Professors mentor high school students in summer engineering camp
Shavona Dixon jerked the neon green rope on the trebuchet to launch a softball in a high arc out over McDaniel’s upper field. The high school junior from Baltimore grinned as she cheered along with her teammates when the ball landed with a thud near the 150-foot mark.
Four teams from McDaniel’s Summer Science Academy’s week-long “Engineering Lab: The Science of Building Things” are competing to see who can fine-tune their trebuchet (a catapult-like device) to hurl the softball the farthest into the field. It’s the fourth and final competition in a week filled with using science to design, calculate and build rockets, bridges, remote-controlled rescue boats and the siege engine known as a trebuchet.
The Science Academy, created and mentored by McDaniel Physics professor Jeff Marx and Chemistry professor Brian Wladkowski, offers a variety of week-long science camps – from forensics to rocketry to Sumo-bots and real world physical science – for high school students over the course of the summer. Those who complete one session, and many return for one or two more, are eligible for $10,000-a-year scholarships to McDaniel through a program already charting success in its second year.
Dixon, a participant in Boys Hope Girls Hope of Baltimore who attends Friends School, is unlike most of her 19 fellow campers in that she isn’t really into science, math and engineering. But she is creative – and has savored the discoveries she’s made.
“I had never heard of a trebuchet,” she says, explaining that she is mostly interested in arts and humanities and is learning 13 languages. “Before this camp, I never thought you could build a boat out of Styrofoam and Legos or a bridge out of wood and string that would hold over 200 pounds.”
Shavona Dixon tugs on the line to set her group's trebuchet in motion to hurl a softball out over the college's field hockey field.
Nearly half of the students in the Engineering Lab are women.

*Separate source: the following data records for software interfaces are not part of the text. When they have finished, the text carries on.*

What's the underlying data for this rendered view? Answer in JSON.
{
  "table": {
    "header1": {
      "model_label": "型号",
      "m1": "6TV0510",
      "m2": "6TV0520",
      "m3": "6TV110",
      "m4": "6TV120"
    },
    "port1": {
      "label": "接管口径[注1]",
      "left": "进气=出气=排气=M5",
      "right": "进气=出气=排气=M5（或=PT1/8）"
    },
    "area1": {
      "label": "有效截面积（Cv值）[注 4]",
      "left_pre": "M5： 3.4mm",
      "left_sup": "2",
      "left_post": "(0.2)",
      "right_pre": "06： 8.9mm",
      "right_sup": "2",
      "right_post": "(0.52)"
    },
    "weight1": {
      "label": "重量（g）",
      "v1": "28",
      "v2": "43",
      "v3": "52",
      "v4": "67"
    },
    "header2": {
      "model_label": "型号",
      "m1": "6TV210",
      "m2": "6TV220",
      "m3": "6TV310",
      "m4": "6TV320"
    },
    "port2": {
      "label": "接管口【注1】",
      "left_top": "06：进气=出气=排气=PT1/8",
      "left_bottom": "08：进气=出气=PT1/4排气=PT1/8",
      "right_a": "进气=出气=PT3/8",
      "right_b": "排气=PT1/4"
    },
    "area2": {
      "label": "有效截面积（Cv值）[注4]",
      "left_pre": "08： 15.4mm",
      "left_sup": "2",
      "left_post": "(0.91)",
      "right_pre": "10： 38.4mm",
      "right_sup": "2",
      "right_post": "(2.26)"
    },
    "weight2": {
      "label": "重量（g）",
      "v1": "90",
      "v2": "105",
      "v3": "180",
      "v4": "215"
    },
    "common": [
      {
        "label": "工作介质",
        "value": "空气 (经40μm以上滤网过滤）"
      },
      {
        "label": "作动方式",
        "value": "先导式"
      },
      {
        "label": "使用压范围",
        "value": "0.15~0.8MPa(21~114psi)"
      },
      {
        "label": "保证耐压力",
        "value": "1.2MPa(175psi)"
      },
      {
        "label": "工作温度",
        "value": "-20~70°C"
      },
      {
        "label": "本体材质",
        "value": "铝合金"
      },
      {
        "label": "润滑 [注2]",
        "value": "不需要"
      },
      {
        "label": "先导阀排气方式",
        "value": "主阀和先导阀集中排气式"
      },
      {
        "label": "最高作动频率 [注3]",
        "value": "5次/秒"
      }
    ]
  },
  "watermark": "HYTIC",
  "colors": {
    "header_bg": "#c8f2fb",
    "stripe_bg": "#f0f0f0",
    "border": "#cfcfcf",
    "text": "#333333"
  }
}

For many of the campers, men and women, the science camp is an opportunity to check out McDaniel. Camper Ali Tomasevich is more interested in biology or biomedical engineering than in the engineering of building things.
“But this has been a lot of fun, and it’s given me a chance to look at McDaniel (as a possible college choice),” says the high school senior from Harleysville, Pa. “I had no idea about the science behind a trebuchet – and now I do.”
Colton Gonzalez, a high school sophomore from Sykesville, Md., hasn’t given a lot of thought yet to where he wants to go to college.
“I am sure about studying something in science and engineering – but right now I’m exploring different areas of science trying to figure out which one,” he says.